The Definition of Brief, Golottas Solicitors | Lawyer Wetherill Park Solicitors, Barristers & Conveyancers

In legal terms, a “brief” is a written document submitted to a court by a party in a legal proceeding. The purpose of a brief is to present arguments, cite legal authorities, and persuade the court to decide in favour of the party submitting the brief. Briefs are essential components in both trial and appellate court cases. Here are the key aspects of a legal brief:

  1. Purpose: A brief aims to explain a party’s position on the issues at hand, support it with legal reasoning and precedents, and convince the judge or justices to rule in their favour.
  2. Structure: Although the structure may vary depending on the jurisdiction and the specific court rules, a typical brief includes:
    • Title Page: Identifies the case, the court, the parties, and the nature of the document.
    • Table of Contents: Lists the sections of the brief for easy navigation.
    • Table of Authorities: Lists the legal sources cited in the brief, such as statutes, regulations, and case law.
    • Introduction: Provides an overview of the case and the primary arguments.
    • Statement of Facts: Presents a factual background of the case, often written in a way that is favourable to the party’s position.
    • Legal Arguments: Detailed analysis and arguments, supported by legal precedents and statutes, explaining why the court should rule in favour of the submitting party.
    • Conclusion: Summarises the arguments and explicitly states the relief or decision being sought from the court.
  3. Types of Briefs:
    • Trial Brief: Submitted in trial courts, it outlines the arguments and legal foundations supporting a party’s position on motions or during the trial.
    • Appellate Brief: Filed in appellate courts, it challenges or defends the trial court’s decision. The appellant’s brief argues why the lower court’s decision should be reversed or modified, while the appellee’s brief argues why it should be upheld.
    • Amicus Curiae Brief: Submitted by a non-party, or “friend of the court,” to provide additional perspectives or expertise on the case’s issues.
  4. Importance: Briefs are crucial as they are the primary means by which parties communicate their arguments to the court. A well-crafted brief can significantly influence the court’s understanding and ruling on the legal issues.

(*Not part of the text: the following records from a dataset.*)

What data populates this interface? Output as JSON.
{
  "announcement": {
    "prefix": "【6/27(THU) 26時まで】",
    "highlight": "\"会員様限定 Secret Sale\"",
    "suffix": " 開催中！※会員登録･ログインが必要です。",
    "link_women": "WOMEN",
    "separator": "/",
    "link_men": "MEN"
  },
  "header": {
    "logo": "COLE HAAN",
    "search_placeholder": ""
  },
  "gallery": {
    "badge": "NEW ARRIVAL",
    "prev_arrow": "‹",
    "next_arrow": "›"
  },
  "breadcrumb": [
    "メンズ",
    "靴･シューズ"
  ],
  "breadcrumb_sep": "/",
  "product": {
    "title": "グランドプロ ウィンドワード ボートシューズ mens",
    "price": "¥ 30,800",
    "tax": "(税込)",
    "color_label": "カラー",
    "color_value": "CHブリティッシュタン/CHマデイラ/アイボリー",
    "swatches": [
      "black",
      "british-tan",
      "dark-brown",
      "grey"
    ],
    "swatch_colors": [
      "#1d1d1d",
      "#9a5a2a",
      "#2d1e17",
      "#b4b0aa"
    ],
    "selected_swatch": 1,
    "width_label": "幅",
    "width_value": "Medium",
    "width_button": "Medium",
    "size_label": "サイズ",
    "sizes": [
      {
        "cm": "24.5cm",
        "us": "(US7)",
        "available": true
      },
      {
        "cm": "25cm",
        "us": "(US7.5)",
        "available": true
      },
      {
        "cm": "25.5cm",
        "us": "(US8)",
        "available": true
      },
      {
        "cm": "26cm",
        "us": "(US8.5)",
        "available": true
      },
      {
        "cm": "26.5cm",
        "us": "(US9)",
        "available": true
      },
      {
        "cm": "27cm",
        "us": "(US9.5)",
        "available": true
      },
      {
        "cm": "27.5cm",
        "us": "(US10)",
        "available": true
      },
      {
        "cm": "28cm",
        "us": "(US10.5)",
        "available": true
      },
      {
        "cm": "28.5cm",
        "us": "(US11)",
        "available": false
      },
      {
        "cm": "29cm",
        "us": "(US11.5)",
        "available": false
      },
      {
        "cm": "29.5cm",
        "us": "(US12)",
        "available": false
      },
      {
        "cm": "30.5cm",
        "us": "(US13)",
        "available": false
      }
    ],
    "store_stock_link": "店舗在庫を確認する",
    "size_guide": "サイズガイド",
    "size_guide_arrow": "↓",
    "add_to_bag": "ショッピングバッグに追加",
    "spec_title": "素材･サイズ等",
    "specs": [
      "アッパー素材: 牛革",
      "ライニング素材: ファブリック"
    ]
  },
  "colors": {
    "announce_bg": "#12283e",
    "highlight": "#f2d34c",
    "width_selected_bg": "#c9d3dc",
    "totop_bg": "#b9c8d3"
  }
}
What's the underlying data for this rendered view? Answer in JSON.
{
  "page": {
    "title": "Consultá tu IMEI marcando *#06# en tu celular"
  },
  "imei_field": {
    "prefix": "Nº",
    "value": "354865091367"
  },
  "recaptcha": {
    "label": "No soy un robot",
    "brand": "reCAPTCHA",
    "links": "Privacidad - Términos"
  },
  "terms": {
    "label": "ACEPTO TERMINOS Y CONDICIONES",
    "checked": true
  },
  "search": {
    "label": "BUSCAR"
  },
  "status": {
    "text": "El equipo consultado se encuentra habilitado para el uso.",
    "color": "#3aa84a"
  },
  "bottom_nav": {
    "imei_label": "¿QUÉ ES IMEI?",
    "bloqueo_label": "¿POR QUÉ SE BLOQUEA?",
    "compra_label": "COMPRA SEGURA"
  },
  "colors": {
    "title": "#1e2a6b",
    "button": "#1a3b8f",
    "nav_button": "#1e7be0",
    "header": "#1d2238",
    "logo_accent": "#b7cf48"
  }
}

In summary, a legal brief is a comprehensive written argument presented to a court, designed to persuade the judge or justices by providing a detailed legal analysis and supporting evidence.